Please repeat the data exactly. Any picture in it stays out.

Data records for software interfaces
*-*-*
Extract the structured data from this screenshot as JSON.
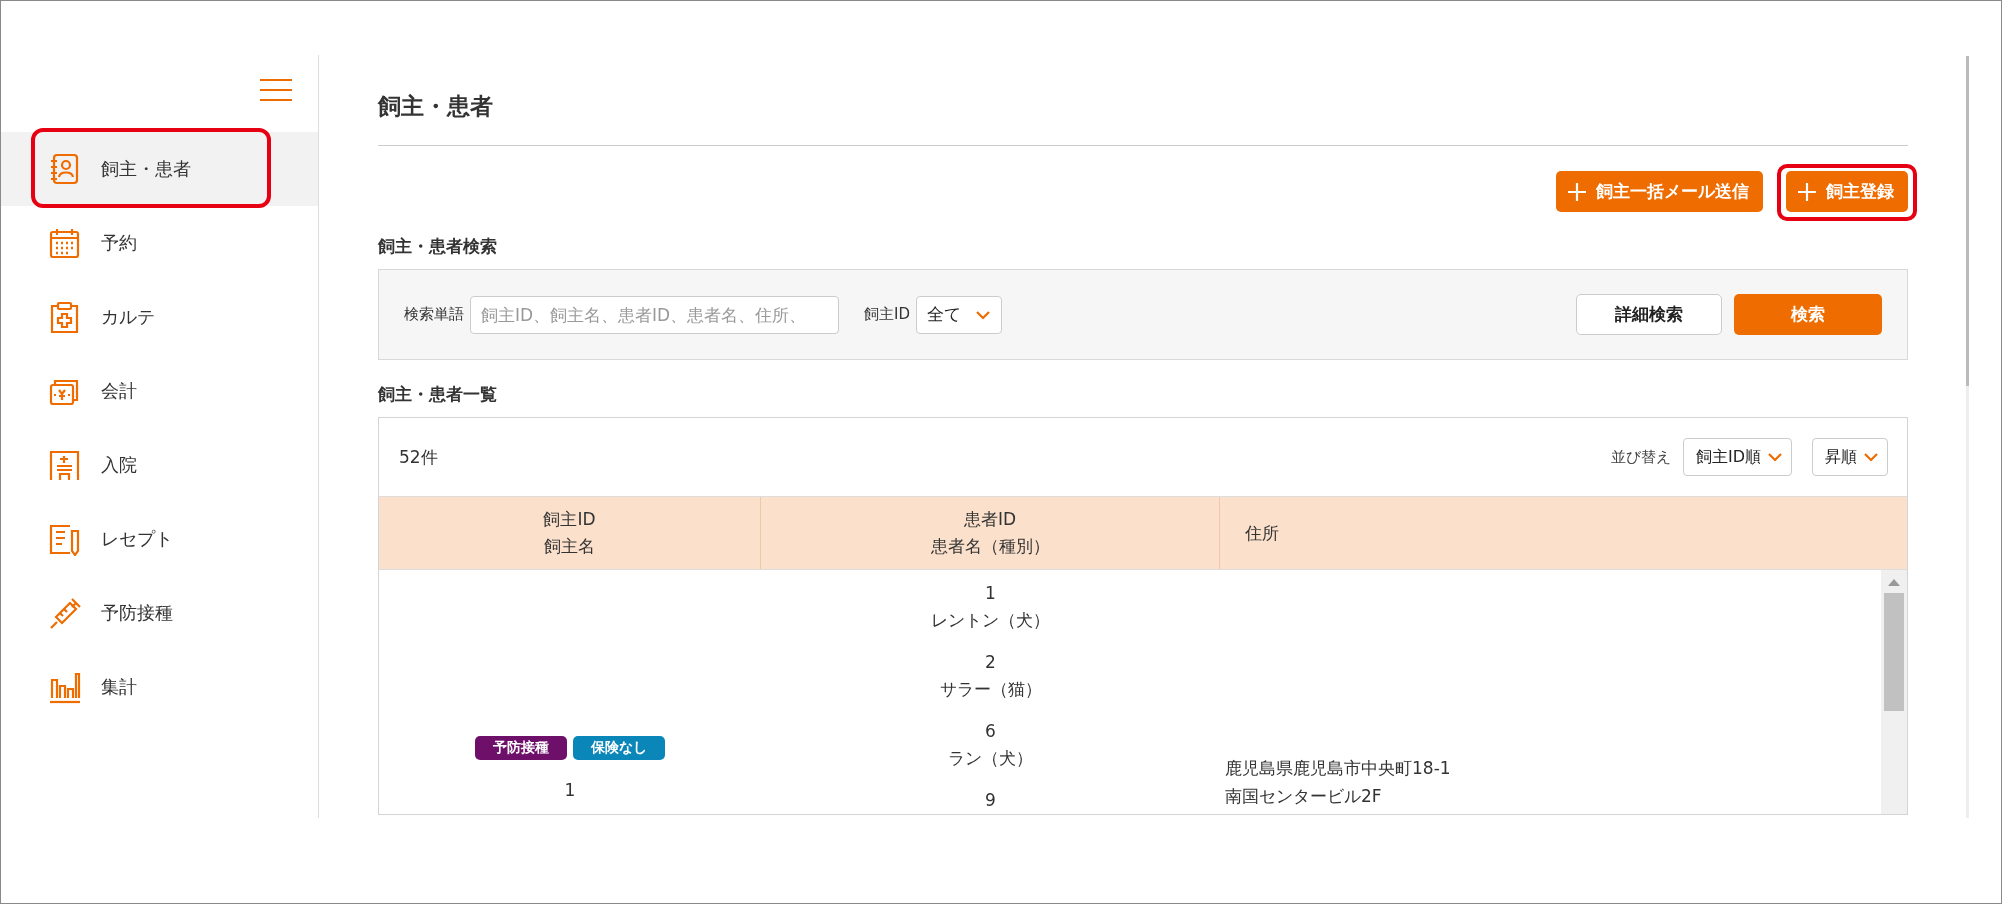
{
  "sidebar": {
    "items": [
      {
        "label": "飼主・患者",
        "selected": true,
        "highlighted": true
      },
      {
        "label": "予約",
        "selected": false,
        "highlighted": false
      },
      {
        "label": "カルテ",
        "selected": false,
        "highlighted": false
      },
      {
        "label": "会計",
        "selected": false,
        "highlighted": false
      },
      {
        "label": "入院",
        "selected": false,
        "highlighted": false
      },
      {
        "label": "レセプト",
        "selected": false,
        "highlighted": false
      },
      {
        "label": "予防接種",
        "selected": false,
        "highlighted": false
      },
      {
        "label": "集計",
        "selected": false,
        "highlighted": false
      }
    ]
  },
  "page": {
    "title": "飼主・患者"
  },
  "actions": [
    {
      "label": "飼主一括メール送信",
      "highlighted": false
    },
    {
      "label": "飼主登録",
      "highlighted": true
    }
  ],
  "search": {
    "heading": "飼主・患者検索",
    "keyword": {
      "label": "検索単語",
      "placeholder": "飼主ID、飼主名、患者ID、患者名、住所、"
    },
    "owner_id": {
      "label": "飼主ID",
      "value": "全て"
    },
    "detail_button": "詳細検索",
    "search_button": "検索"
  },
  "list": {
    "heading": "飼主・患者一覧",
    "count": "52件",
    "sort_label": "並び替え",
    "sort_field": "飼主ID順",
    "sort_order": "昇順",
    "columns": [
      {
        "lines": [
          "飼主ID",
          "飼主名"
        ]
      },
      {
        "lines": [
          "患者ID",
          "患者名（種別）"
        ]
      },
      {
        "lines": [
          "住所"
        ]
      }
    ],
    "rows": [
      {
        "badges": [
          {
            "label": "予防接種",
            "color": "#6e0f6a"
          },
          {
            "label": "保険なし",
            "color": "#0a86b8"
          }
        ],
        "owner_id": "1",
        "patients": [
          {
            "id": "1",
            "name": "レントン（犬）"
          },
          {
            "id": "2",
            "name": "サラー（猫）"
          },
          {
            "id": "6",
            "name": "ラン（犬）"
          },
          {
            "id": "9"
          }
        ],
        "address": [
          "鹿児島県鹿児島市中央町18-1",
          "南国センタービル2F"
        ]
      }
    ]
  }
}
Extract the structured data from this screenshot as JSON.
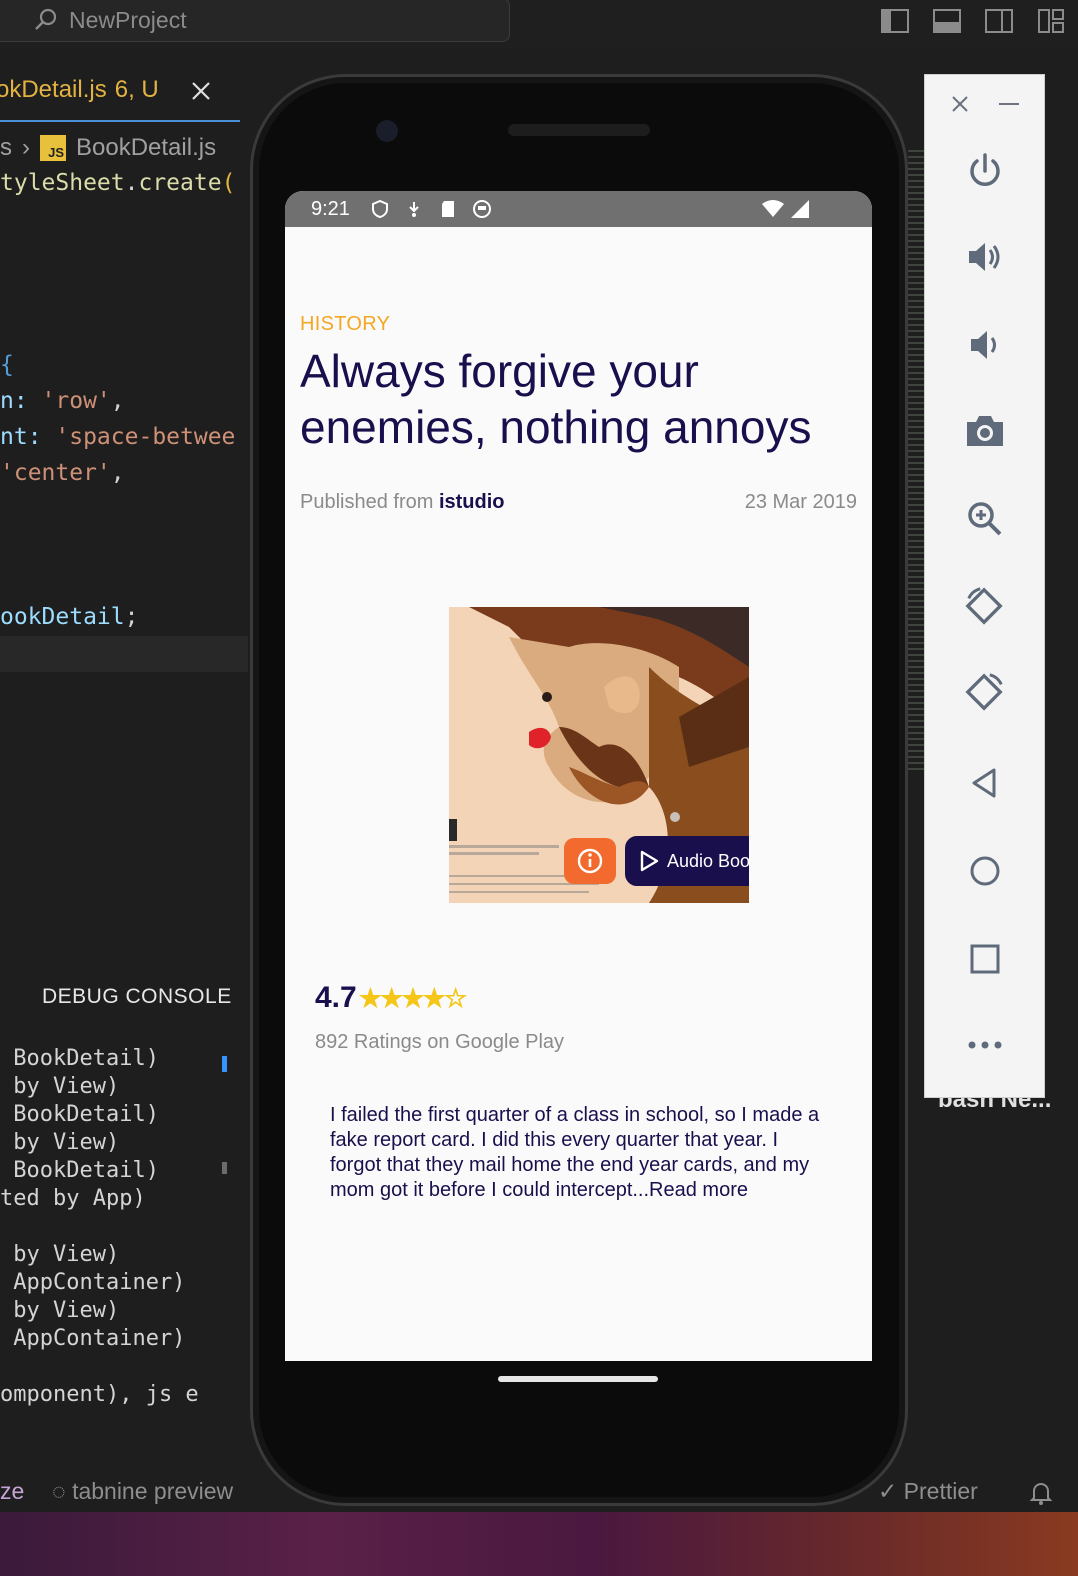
{
  "editor": {
    "search_text": "NewProject",
    "tab": {
      "name": "okDetail.js",
      "status": "6, U"
    },
    "breadcrumb": {
      "prefix": "s",
      "file": "BookDetail.js",
      "js_badge": "JS"
    },
    "code": {
      "l1_a": "tyleSheet",
      "l1_b": ".",
      "l1_c": "create",
      "l1_d": "(",
      "l2": "{",
      "l3_a": "n: ",
      "l3_b": "'row'",
      "l3_c": ",",
      "l4_a": "nt: ",
      "l4_b": "'space-betwee",
      "l5_a": "'center'",
      "l5_b": ",",
      "l6_a": "ookDetail",
      "l6_b": ";"
    },
    "panel_title": "DEBUG CONSOLE",
    "console_lines": [
      " BookDetail)",
      " by View)",
      " BookDetail)",
      " by View)",
      " BookDetail)",
      "ted by App)",
      " by View)",
      " AppContainer)",
      " by View)",
      " AppContainer)",
      "omponent), js e"
    ],
    "status": {
      "left": "ze",
      "tabnine": "tabnine preview",
      "prettier": "Prettier"
    },
    "terminal_tab": "bash Ne..."
  },
  "phone": {
    "status_time": "9:21",
    "category": "HISTORY",
    "title": "Always forgive your enemies, nothing annoys",
    "published_prefix": "Published from ",
    "publisher": "istudio",
    "date": "23 Mar 2019",
    "audio_button": "Audio Book",
    "rating_value": "4.7",
    "stars": "★★★★☆",
    "rating_sub": "892 Ratings on Google Play",
    "review": "I failed the first quarter of a class in school, so I made a fake report card. I did this every quarter that year. I forgot that they mail home the end year cards, and my mom got it before I could intercept...Read more"
  },
  "emulator_tools": [
    "power-icon",
    "volume-up-icon",
    "volume-down-icon",
    "camera-icon",
    "zoom-icon",
    "rotate-left-icon",
    "rotate-right-icon",
    "back-icon",
    "home-icon",
    "overview-icon",
    "more-icon"
  ],
  "colors": {
    "accent": "#f5a623",
    "title": "#1a0f4d",
    "info_button": "#f26a2e"
  }
}
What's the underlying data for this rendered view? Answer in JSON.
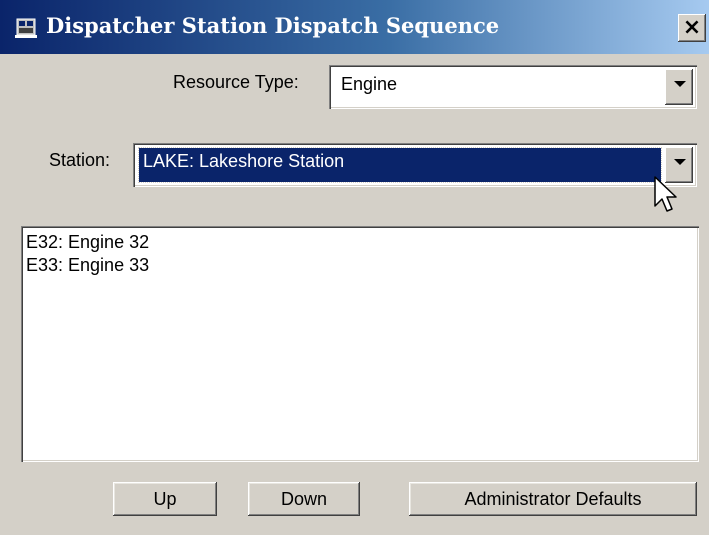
{
  "window": {
    "title": "Dispatcher Station Dispatch Sequence",
    "close_glyph": "×"
  },
  "form": {
    "resource_type_label": "Resource Type:",
    "resource_type_value": "Engine",
    "station_label": "Station:",
    "station_value": "LAKE: Lakeshore Station"
  },
  "list": {
    "items": [
      "E32: Engine 32",
      "E33: Engine 33"
    ]
  },
  "buttons": {
    "up": "Up",
    "down": "Down",
    "admin_defaults": "Administrator Defaults"
  },
  "colors": {
    "titlebar_start": "#0a246a",
    "titlebar_end": "#a6caf0",
    "selection": "#0a246a",
    "dialog_bg": "#d4d0c8"
  },
  "icons": {
    "app": "app-window-icon",
    "dropdown": "chevron-down-icon",
    "pointer": "mouse-pointer-icon"
  }
}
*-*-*
◆ Completed exercise:
Extract the structured data from this screenshot as JSON.
{
  "sidebar": {
    "items": [
      {
        "label": "飼主・患者",
        "selected": true,
        "highlighted": true
      },
      {
        "label": "予約",
        "selected": false,
        "highlighted": false
      },
      {
        "label": "カルテ",
        "selected": false,
        "highlighted": false
      },
      {
        "label": "会計",
        "selected": false,
        "highlighted": false
      },
      {
        "label": "入院",
        "selected": false,
        "highlighted": false
      },
      {
        "label": "レセプト",
        "selected": false,
        "highlighted": false
      },
      {
        "label": "予防接種",
        "selected": false,
        "highlighted": false
      },
      {
        "label": "集計",
        "selected": false,
        "highlighted": false
      }
    ]
  },
  "page": {
    "title": "飼主・患者"
  },
  "actions": [
    {
      "label": "飼主一括メール送信",
      "highlighted": false
    },
    {
      "label": "飼主登録",
      "highlighted": true
    }
  ],
  "search": {
    "heading": "飼主・患者検索",
    "keyword": {
      "label": "検索単語",
      "placeholder": "飼主ID、飼主名、患者ID、患者名、住所、"
    },
    "owner_id": {
      "label": "飼主ID",
      "value": "全て"
    },
    "detail_button": "詳細検索",
    "search_button": "検索"
  },
  "list": {
    "heading": "飼主・患者一覧",
    "count": "52件",
    "sort_label": "並び替え",
    "sort_field": "飼主ID順",
    "sort_order": "昇順",
    "columns": [
      {
        "lines": [
          "飼主ID",
          "飼主名"
        ]
      },
      {
        "lines": [
          "患者ID",
          "患者名（種別）"
        ]
      },
      {
        "lines": [
          "住所"
        ]
      }
    ],
    "rows": [
      {
        "badges": [
          {
            "label": "予防接種",
            "color": "#6e0f6a"
          },
          {
            "label": "保険なし",
            "color": "#0a86b8"
          }
        ],
        "owner_id": "1",
        "patients": [
          {
            "id": "1",
            "name": "レントン（犬）"
          },
          {
            "id": "2",
            "name": "サラー（猫）"
          },
          {
            "id": "6",
            "name": "ラン（犬）"
          },
          {
            "id": "9"
          }
        ],
        "address": [
          "鹿児島県鹿児島市中央町18-1",
          "南国センタービル2F"
        ]
      }
    ]
  }
}
Extract the structured data from this screenshot as JSON.
{
  "editor": {
    "search_text": "NewProject",
    "tab": {
      "name": "okDetail.js",
      "status": "6, U"
    },
    "breadcrumb": {
      "prefix": "s",
      "file": "BookDetail.js",
      "js_badge": "JS"
    },
    "code": {
      "l1_a": "tyleSheet",
      "l1_b": ".",
      "l1_c": "create",
      "l1_d": "(",
      "l2": "{",
      "l3_a": "n: ",
      "l3_b": "'row'",
      "l3_c": ",",
      "l4_a": "nt: ",
      "l4_b": "'space-betwee",
      "l5_a": "'center'",
      "l5_b": ",",
      "l6_a": "ookDetail",
      "l6_b": ";"
    },
    "panel_title": "DEBUG CONSOLE",
    "console_lines": [
      " BookDetail)",
      " by View)",
      " BookDetail)",
      " by View)",
      " BookDetail)",
      "ted by App)",
      " by View)",
      " AppContainer)",
      " by View)",
      " AppContainer)",
      "omponent), js e"
    ],
    "status": {
      "left": "ze",
      "tabnine": "tabnine preview",
      "prettier": "Prettier"
    },
    "terminal_tab": "bash Ne..."
  },
  "phone": {
    "status_time": "9:21",
    "category": "HISTORY",
    "title": "Always forgive your enemies, nothing annoys",
    "published_prefix": "Published from ",
    "publisher": "istudio",
    "date": "23 Mar 2019",
    "audio_button": "Audio Book",
    "rating_value": "4.7",
    "stars": "★★★★☆",
    "rating_sub": "892 Ratings on Google Play",
    "review": "I failed the first quarter of a class in school, so I made a fake report card. I did this every quarter that year. I forgot that they mail home the end year cards, and my mom got it before I could intercept...Read more"
  },
  "emulator_tools": [
    "power-icon",
    "volume-up-icon",
    "volume-down-icon",
    "camera-icon",
    "zoom-icon",
    "rotate-left-icon",
    "rotate-right-icon",
    "back-icon",
    "home-icon",
    "overview-icon",
    "more-icon"
  ],
  "colors": {
    "accent": "#f5a623",
    "title": "#1a0f4d",
    "info_button": "#f26a2e"
  }
}
What's the underlying data for this rendered view? Answer in JSON.
{
  "window": {
    "title": "Dispatcher Station Dispatch Sequence",
    "close_glyph": "×"
  },
  "form": {
    "resource_type_label": "Resource Type:",
    "resource_type_value": "Engine",
    "station_label": "Station:",
    "station_value": "LAKE: Lakeshore Station"
  },
  "list": {
    "items": [
      "E32: Engine 32",
      "E33: Engine 33"
    ]
  },
  "buttons": {
    "up": "Up",
    "down": "Down",
    "admin_defaults": "Administrator Defaults"
  },
  "colors": {
    "titlebar_start": "#0a246a",
    "titlebar_end": "#a6caf0",
    "selection": "#0a246a",
    "dialog_bg": "#d4d0c8"
  },
  "icons": {
    "app": "app-window-icon",
    "dropdown": "chevron-down-icon",
    "pointer": "mouse-pointer-icon"
  }
}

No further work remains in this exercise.